(Problem statement): All the entries need to be quoted exactly, apart from the pictures, which you should drop.

(Data for analysis):
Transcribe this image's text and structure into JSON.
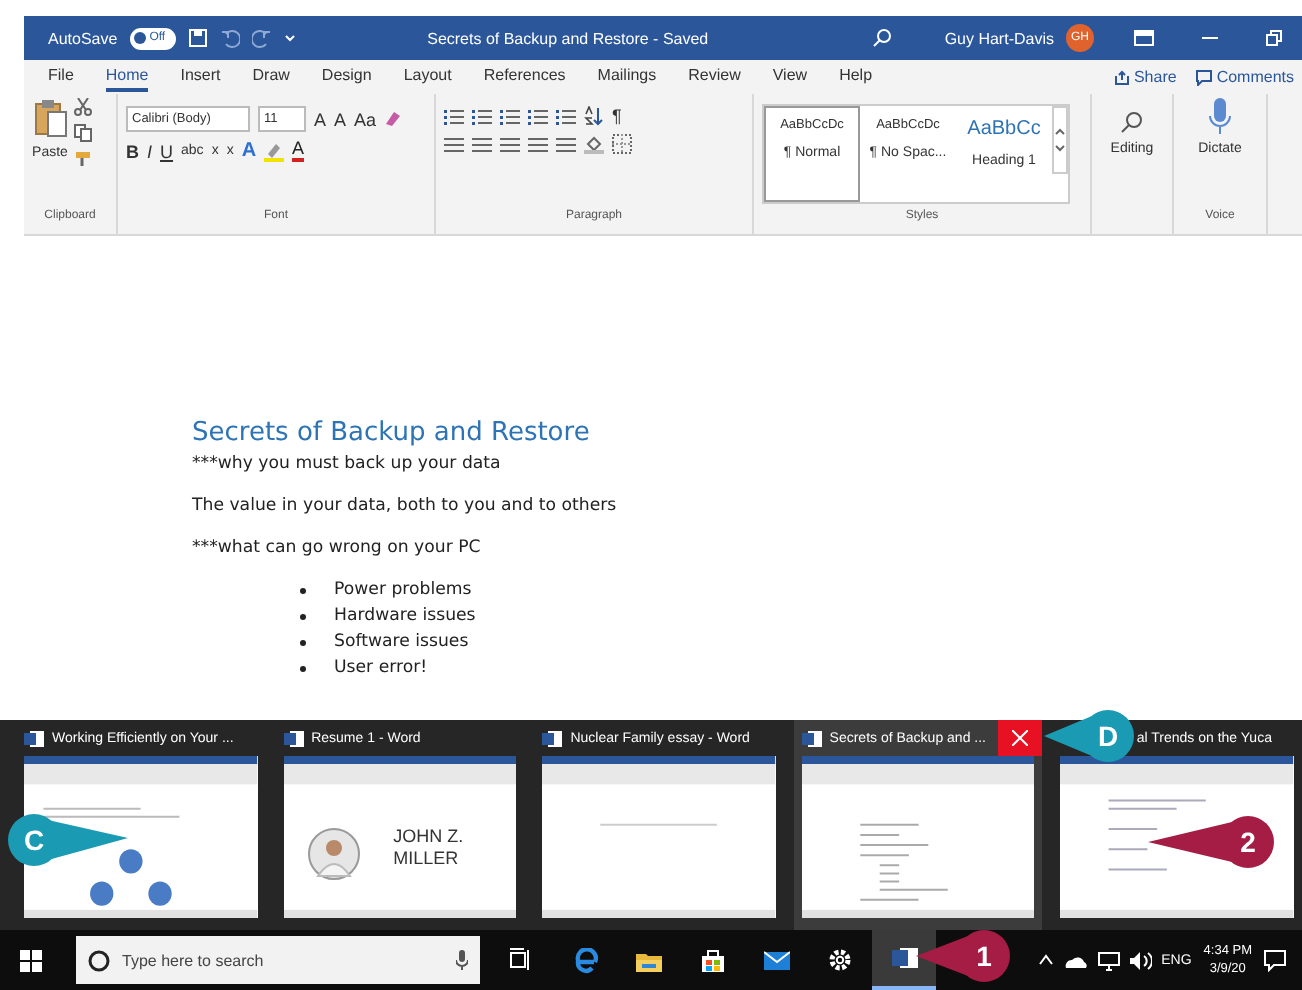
{
  "title_bar": {
    "autosave_label": "AutoSave",
    "autosave_toggle": {
      "label": "Off",
      "on": false
    },
    "document_title": "Secrets of Backup and Restore - Saved",
    "user_name": "Guy Hart-Davis",
    "user_initials": "GH"
  },
  "menu_tabs": [
    {
      "label": "File",
      "selected": false
    },
    {
      "label": "Home",
      "selected": true
    },
    {
      "label": "Insert",
      "selected": false
    },
    {
      "label": "Draw",
      "selected": false
    },
    {
      "label": "Design",
      "selected": false
    },
    {
      "label": "Layout",
      "selected": false
    },
    {
      "label": "References",
      "selected": false
    },
    {
      "label": "Mailings",
      "selected": false
    },
    {
      "label": "Review",
      "selected": false
    },
    {
      "label": "View",
      "selected": false
    },
    {
      "label": "Help",
      "selected": false
    }
  ],
  "share_button": "Share",
  "comments_button": "Comments",
  "ribbon": {
    "clipboard": {
      "paste": "Paste",
      "label": "Clipboard"
    },
    "font": {
      "name": "Calibri (Body)",
      "size": "11",
      "size_buttons": [
        "A",
        "A"
      ],
      "case_button": "Aa",
      "format_buttons": [
        "B",
        "I",
        "U",
        "abc",
        "x",
        "x"
      ],
      "effects_button": "A",
      "color_button": "A",
      "label": "Font"
    },
    "paragraph": {
      "marks_button": "¶",
      "label": "Paragraph"
    },
    "styles": {
      "items": [
        {
          "sample": "AaBbCcDc",
          "name": "¶ Normal",
          "kind": "body",
          "selected": true
        },
        {
          "sample": "AaBbCcDc",
          "name": "¶ No Spac...",
          "kind": "body",
          "selected": false
        },
        {
          "sample": "AaBbCc",
          "name": "Heading 1",
          "kind": "heading",
          "selected": false
        }
      ],
      "label": "Styles"
    },
    "editing": {
      "label": "Editing"
    },
    "voice": {
      "button": "Dictate",
      "label": "Voice"
    }
  },
  "document": {
    "heading": "Secrets of Backup and Restore",
    "paragraphs": [
      {
        "kind": "paragraph",
        "text": "***why you must back up your data"
      },
      {
        "kind": "paragraph",
        "text": "The value in your data, both to you and to others"
      },
      {
        "kind": "paragraph",
        "text": "***what can go wrong on your PC"
      },
      {
        "kind": "bullet",
        "text": "Power problems"
      },
      {
        "kind": "bullet",
        "text": "Hardware issues"
      },
      {
        "kind": "bullet",
        "text": "Software issues"
      },
      {
        "kind": "bullet",
        "text": "User error!"
      }
    ]
  },
  "thumbnails": [
    {
      "title": "Working Efficiently on Your ...",
      "kind": "diagram",
      "selected": false
    },
    {
      "title": "Resume 1 - Word",
      "kind": "resume",
      "selected": false,
      "name_lines": [
        "JOHN Z.",
        "MILLER"
      ]
    },
    {
      "title": "Nuclear Family essay - Word",
      "kind": "blank",
      "selected": false
    },
    {
      "title": "Secrets of Backup and ...",
      "kind": "outline",
      "selected": true
    },
    {
      "title": "al Trends on the Yuca",
      "kind": "list",
      "selected": false
    }
  ],
  "taskbar": {
    "search_placeholder": "Type here to search",
    "word_button": {
      "selected": true
    },
    "language": "ENG",
    "time": "4:34 PM",
    "date": "3/9/20"
  },
  "callouts": [
    {
      "label": "C",
      "color": "#1b9ab4"
    },
    {
      "label": "D",
      "color": "#1b9ab4"
    },
    {
      "label": "1",
      "color": "#a51c45"
    },
    {
      "label": "2",
      "color": "#a51c45"
    }
  ]
}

(Written answer):
Transcribe this image's text and structure into JSON.
{
  "title_bar": {
    "autosave_label": "AutoSave",
    "autosave_toggle": {
      "label": "Off",
      "on": false
    },
    "document_title": "Secrets of Backup and Restore - Saved",
    "user_name": "Guy Hart-Davis",
    "user_initials": "GH"
  },
  "menu_tabs": [
    {
      "label": "File",
      "selected": false
    },
    {
      "label": "Home",
      "selected": true
    },
    {
      "label": "Insert",
      "selected": false
    },
    {
      "label": "Draw",
      "selected": false
    },
    {
      "label": "Design",
      "selected": false
    },
    {
      "label": "Layout",
      "selected": false
    },
    {
      "label": "References",
      "selected": false
    },
    {
      "label": "Mailings",
      "selected": false
    },
    {
      "label": "Review",
      "selected": false
    },
    {
      "label": "View",
      "selected": false
    },
    {
      "label": "Help",
      "selected": false
    }
  ],
  "share_button": "Share",
  "comments_button": "Comments",
  "ribbon": {
    "clipboard": {
      "paste": "Paste",
      "label": "Clipboard"
    },
    "font": {
      "name": "Calibri (Body)",
      "size": "11",
      "size_buttons": [
        "A",
        "A"
      ],
      "case_button": "Aa",
      "format_buttons": [
        "B",
        "I",
        "U",
        "abc",
        "x",
        "x"
      ],
      "effects_button": "A",
      "color_button": "A",
      "label": "Font"
    },
    "paragraph": {
      "marks_button": "¶",
      "label": "Paragraph"
    },
    "styles": {
      "items": [
        {
          "sample": "AaBbCcDc",
          "name": "¶ Normal",
          "kind": "body",
          "selected": true
        },
        {
          "sample": "AaBbCcDc",
          "name": "¶ No Spac...",
          "kind": "body",
          "selected": false
        },
        {
          "sample": "AaBbCc",
          "name": "Heading 1",
          "kind": "heading",
          "selected": false
        }
      ],
      "label": "Styles"
    },
    "editing": {
      "label": "Editing"
    },
    "voice": {
      "button": "Dictate",
      "label": "Voice"
    }
  },
  "document": {
    "heading": "Secrets of Backup and Restore",
    "paragraphs": [
      {
        "kind": "paragraph",
        "text": "***why you must back up your data"
      },
      {
        "kind": "paragraph",
        "text": "The value in your data, both to you and to others"
      },
      {
        "kind": "paragraph",
        "text": "***what can go wrong on your PC"
      },
      {
        "kind": "bullet",
        "text": "Power problems"
      },
      {
        "kind": "bullet",
        "text": "Hardware issues"
      },
      {
        "kind": "bullet",
        "text": "Software issues"
      },
      {
        "kind": "bullet",
        "text": "User error!"
      }
    ]
  },
  "thumbnails": [
    {
      "title": "Working Efficiently on Your ...",
      "kind": "diagram",
      "selected": false
    },
    {
      "title": "Resume 1 - Word",
      "kind": "resume",
      "selected": false,
      "name_lines": [
        "JOHN Z.",
        "MILLER"
      ]
    },
    {
      "title": "Nuclear Family essay - Word",
      "kind": "blank",
      "selected": false
    },
    {
      "title": "Secrets of Backup and ...",
      "kind": "outline",
      "selected": true
    },
    {
      "title": "al Trends on the Yuca",
      "kind": "list",
      "selected": false
    }
  ],
  "taskbar": {
    "search_placeholder": "Type here to search",
    "word_button": {
      "selected": true
    },
    "language": "ENG",
    "time": "4:34 PM",
    "date": "3/9/20"
  },
  "callouts": [
    {
      "label": "C",
      "color": "#1b9ab4"
    },
    {
      "label": "D",
      "color": "#1b9ab4"
    },
    {
      "label": "1",
      "color": "#a51c45"
    },
    {
      "label": "2",
      "color": "#a51c45"
    }
  ]
}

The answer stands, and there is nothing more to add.